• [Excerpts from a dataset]
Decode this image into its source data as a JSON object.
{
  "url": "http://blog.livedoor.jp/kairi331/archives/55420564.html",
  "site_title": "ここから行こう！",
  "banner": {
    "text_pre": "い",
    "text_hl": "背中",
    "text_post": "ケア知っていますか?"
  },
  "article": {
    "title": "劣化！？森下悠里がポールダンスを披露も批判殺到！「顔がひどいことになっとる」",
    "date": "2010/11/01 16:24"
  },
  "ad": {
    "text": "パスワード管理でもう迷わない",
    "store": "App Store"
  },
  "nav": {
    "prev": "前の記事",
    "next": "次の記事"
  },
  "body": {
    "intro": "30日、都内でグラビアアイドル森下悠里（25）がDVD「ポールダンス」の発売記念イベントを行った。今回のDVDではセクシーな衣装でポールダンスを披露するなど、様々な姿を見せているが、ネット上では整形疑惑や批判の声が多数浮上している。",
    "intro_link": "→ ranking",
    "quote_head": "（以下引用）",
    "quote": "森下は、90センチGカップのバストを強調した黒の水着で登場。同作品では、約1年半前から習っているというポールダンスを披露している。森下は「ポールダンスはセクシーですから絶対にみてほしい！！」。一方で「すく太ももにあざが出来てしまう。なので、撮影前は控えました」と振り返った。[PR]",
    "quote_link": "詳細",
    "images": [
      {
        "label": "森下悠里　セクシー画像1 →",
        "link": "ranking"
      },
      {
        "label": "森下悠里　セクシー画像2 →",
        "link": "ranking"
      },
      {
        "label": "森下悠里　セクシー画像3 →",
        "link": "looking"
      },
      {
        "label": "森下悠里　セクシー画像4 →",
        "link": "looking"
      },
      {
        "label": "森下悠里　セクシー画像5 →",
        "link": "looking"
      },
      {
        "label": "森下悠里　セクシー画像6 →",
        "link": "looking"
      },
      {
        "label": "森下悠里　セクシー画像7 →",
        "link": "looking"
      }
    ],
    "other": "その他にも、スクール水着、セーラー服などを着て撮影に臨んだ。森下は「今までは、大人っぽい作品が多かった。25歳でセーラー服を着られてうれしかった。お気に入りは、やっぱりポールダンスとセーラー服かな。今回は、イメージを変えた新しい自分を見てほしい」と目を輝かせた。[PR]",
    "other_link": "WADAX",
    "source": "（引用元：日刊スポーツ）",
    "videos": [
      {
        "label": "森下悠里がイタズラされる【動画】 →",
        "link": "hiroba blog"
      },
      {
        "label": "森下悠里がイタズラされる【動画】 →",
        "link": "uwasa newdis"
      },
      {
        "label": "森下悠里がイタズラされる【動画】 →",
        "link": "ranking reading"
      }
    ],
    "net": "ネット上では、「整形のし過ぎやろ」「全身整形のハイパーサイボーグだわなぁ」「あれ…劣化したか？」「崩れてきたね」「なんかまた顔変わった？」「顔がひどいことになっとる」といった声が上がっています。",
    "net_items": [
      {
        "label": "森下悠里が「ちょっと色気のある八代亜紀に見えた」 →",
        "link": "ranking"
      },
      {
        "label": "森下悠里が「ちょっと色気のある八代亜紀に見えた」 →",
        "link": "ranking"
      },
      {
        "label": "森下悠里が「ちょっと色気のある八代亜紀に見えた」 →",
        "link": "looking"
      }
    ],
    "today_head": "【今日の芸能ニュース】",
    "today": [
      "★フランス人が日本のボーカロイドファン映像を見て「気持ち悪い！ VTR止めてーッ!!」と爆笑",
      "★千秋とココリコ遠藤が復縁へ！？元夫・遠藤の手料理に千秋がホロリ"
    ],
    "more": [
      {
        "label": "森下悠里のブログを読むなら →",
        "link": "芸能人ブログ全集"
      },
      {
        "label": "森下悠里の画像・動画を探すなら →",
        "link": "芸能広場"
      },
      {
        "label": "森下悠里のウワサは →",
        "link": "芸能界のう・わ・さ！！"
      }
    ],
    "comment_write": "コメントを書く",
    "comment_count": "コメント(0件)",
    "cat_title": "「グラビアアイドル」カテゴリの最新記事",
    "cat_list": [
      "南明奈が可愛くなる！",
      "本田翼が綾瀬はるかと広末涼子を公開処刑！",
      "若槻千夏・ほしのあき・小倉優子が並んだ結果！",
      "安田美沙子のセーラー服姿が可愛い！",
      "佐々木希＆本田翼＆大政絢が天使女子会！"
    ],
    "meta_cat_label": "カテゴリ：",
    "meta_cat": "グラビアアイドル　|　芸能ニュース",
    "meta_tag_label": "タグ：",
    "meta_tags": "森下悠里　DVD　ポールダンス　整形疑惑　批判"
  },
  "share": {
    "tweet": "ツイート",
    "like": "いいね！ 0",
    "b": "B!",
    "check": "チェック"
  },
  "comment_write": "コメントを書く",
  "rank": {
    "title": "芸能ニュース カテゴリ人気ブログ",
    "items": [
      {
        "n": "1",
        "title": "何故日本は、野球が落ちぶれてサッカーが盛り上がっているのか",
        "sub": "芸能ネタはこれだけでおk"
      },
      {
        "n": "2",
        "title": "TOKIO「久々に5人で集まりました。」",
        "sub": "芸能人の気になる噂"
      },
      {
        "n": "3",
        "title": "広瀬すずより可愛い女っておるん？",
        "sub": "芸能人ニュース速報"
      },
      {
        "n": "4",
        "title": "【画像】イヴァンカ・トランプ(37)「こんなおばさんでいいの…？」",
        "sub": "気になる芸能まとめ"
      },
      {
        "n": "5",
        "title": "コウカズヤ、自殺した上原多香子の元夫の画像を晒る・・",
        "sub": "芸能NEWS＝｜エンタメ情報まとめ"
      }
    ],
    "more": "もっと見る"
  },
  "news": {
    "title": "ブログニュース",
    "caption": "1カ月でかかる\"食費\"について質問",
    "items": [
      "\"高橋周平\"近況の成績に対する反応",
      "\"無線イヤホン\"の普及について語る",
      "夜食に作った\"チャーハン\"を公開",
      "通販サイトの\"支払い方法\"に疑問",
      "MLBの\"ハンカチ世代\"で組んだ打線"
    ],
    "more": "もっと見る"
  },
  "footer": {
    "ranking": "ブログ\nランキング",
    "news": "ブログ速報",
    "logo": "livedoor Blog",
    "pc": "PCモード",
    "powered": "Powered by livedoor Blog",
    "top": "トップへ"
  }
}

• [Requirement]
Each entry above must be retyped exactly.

• [Answer to this exercise]
Decode this image into its source data as a JSON object.
{
  "url": "http://blog.livedoor.jp/kairi331/archives/55420564.html",
  "site_title": "ここから行こう！",
  "banner": {
    "text_pre": "い",
    "text_hl": "背中",
    "text_post": "ケア知っていますか?"
  },
  "article": {
    "title": "劣化！？森下悠里がポールダンスを披露も批判殺到！「顔がひどいことになっとる」",
    "date": "2010/11/01 16:24"
  },
  "ad": {
    "text": "パスワード管理でもう迷わない",
    "store": "App Store"
  },
  "nav": {
    "prev": "前の記事",
    "next": "次の記事"
  },
  "body": {
    "intro": "30日、都内でグラビアアイドル森下悠里（25）がDVD「ポールダンス」の発売記念イベントを行った。今回のDVDではセクシーな衣装でポールダンスを披露するなど、様々な姿を見せているが、ネット上では整形疑惑や批判の声が多数浮上している。",
    "intro_link": "→ ranking",
    "quote_head": "（以下引用）",
    "quote": "森下は、90センチGカップのバストを強調した黒の水着で登場。同作品では、約1年半前から習っているというポールダンスを披露している。森下は「ポールダンスはセクシーですから絶対にみてほしい！！」。一方で「すく太ももにあざが出来てしまう。なので、撮影前は控えました」と振り返った。[PR]",
    "quote_link": "詳細",
    "images": [
      {
        "label": "森下悠里　セクシー画像1 →",
        "link": "ranking"
      },
      {
        "label": "森下悠里　セクシー画像2 →",
        "link": "ranking"
      },
      {
        "label": "森下悠里　セクシー画像3 →",
        "link": "looking"
      },
      {
        "label": "森下悠里　セクシー画像4 →",
        "link": "looking"
      },
      {
        "label": "森下悠里　セクシー画像5 →",
        "link": "looking"
      },
      {
        "label": "森下悠里　セクシー画像6 →",
        "link": "looking"
      },
      {
        "label": "森下悠里　セクシー画像7 →",
        "link": "looking"
      }
    ],
    "other": "その他にも、スクール水着、セーラー服などを着て撮影に臨んだ。森下は「今までは、大人っぽい作品が多かった。25歳でセーラー服を着られてうれしかった。お気に入りは、やっぱりポールダンスとセーラー服かな。今回は、イメージを変えた新しい自分を見てほしい」と目を輝かせた。[PR]",
    "other_link": "WADAX",
    "source": "（引用元：日刊スポーツ）",
    "videos": [
      {
        "label": "森下悠里がイタズラされる【動画】 →",
        "link": "hiroba blog"
      },
      {
        "label": "森下悠里がイタズラされる【動画】 →",
        "link": "uwasa newdis"
      },
      {
        "label": "森下悠里がイタズラされる【動画】 →",
        "link": "ranking reading"
      }
    ],
    "net": "ネット上では、「整形のし過ぎやろ」「全身整形のハイパーサイボーグだわなぁ」「あれ…劣化したか？」「崩れてきたね」「なんかまた顔変わった？」「顔がひどいことになっとる」といった声が上がっています。",
    "net_items": [
      {
        "label": "森下悠里が「ちょっと色気のある八代亜紀に見えた」 →",
        "link": "ranking"
      },
      {
        "label": "森下悠里が「ちょっと色気のある八代亜紀に見えた」 →",
        "link": "ranking"
      },
      {
        "label": "森下悠里が「ちょっと色気のある八代亜紀に見えた」 →",
        "link": "looking"
      }
    ],
    "today_head": "【今日の芸能ニュース】",
    "today": [
      "★フランス人が日本のボーカロイドファン映像を見て「気持ち悪い！ VTR止めてーッ!!」と爆笑",
      "★千秋とココリコ遠藤が復縁へ！？元夫・遠藤の手料理に千秋がホロリ"
    ],
    "more": [
      {
        "label": "森下悠里のブログを読むなら →",
        "link": "芸能人ブログ全集"
      },
      {
        "label": "森下悠里の画像・動画を探すなら →",
        "link": "芸能広場"
      },
      {
        "label": "森下悠里のウワサは →",
        "link": "芸能界のう・わ・さ！！"
      }
    ],
    "comment_write": "コメントを書く",
    "comment_count": "コメント(0件)",
    "cat_title": "「グラビアアイドル」カテゴリの最新記事",
    "cat_list": [
      "南明奈が可愛くなる！",
      "本田翼が綾瀬はるかと広末涼子を公開処刑！",
      "若槻千夏・ほしのあき・小倉優子が並んだ結果！",
      "安田美沙子のセーラー服姿が可愛い！",
      "佐々木希＆本田翼＆大政絢が天使女子会！"
    ],
    "meta_cat_label": "カテゴリ：",
    "meta_cat": "グラビアアイドル　|　芸能ニュース",
    "meta_tag_label": "タグ：",
    "meta_tags": "森下悠里　DVD　ポールダンス　整形疑惑　批判"
  },
  "share": {
    "tweet": "ツイート",
    "like": "いいね！ 0",
    "b": "B!",
    "check": "チェック"
  },
  "comment_write": "コメントを書く",
  "rank": {
    "title": "芸能ニュース カテゴリ人気ブログ",
    "items": [
      {
        "n": "1",
        "title": "何故日本は、野球が落ちぶれてサッカーが盛り上がっているのか",
        "sub": "芸能ネタはこれだけでおk"
      },
      {
        "n": "2",
        "title": "TOKIO「久々に5人で集まりました。」",
        "sub": "芸能人の気になる噂"
      },
      {
        "n": "3",
        "title": "広瀬すずより可愛い女っておるん？",
        "sub": "芸能人ニュース速報"
      },
      {
        "n": "4",
        "title": "【画像】イヴァンカ・トランプ(37)「こんなおばさんでいいの…？」",
        "sub": "気になる芸能まとめ"
      },
      {
        "n": "5",
        "title": "コウカズヤ、自殺した上原多香子の元夫の画像を晒る・・",
        "sub": "芸能NEWS＝｜エンタメ情報まとめ"
      }
    ],
    "more": "もっと見る"
  },
  "news": {
    "title": "ブログニュース",
    "caption": "1カ月でかかる\"食費\"について質問",
    "items": [
      "\"高橋周平\"近況の成績に対する反応",
      "\"無線イヤホン\"の普及について語る",
      "夜食に作った\"チャーハン\"を公開",
      "通販サイトの\"支払い方法\"に疑問",
      "MLBの\"ハンカチ世代\"で組んだ打線"
    ],
    "more": "もっと見る"
  },
  "footer": {
    "ranking": "ブログ\nランキング",
    "news": "ブログ速報",
    "logo": "livedoor Blog",
    "pc": "PCモード",
    "powered": "Powered by livedoor Blog",
    "top": "トップへ"
  }
}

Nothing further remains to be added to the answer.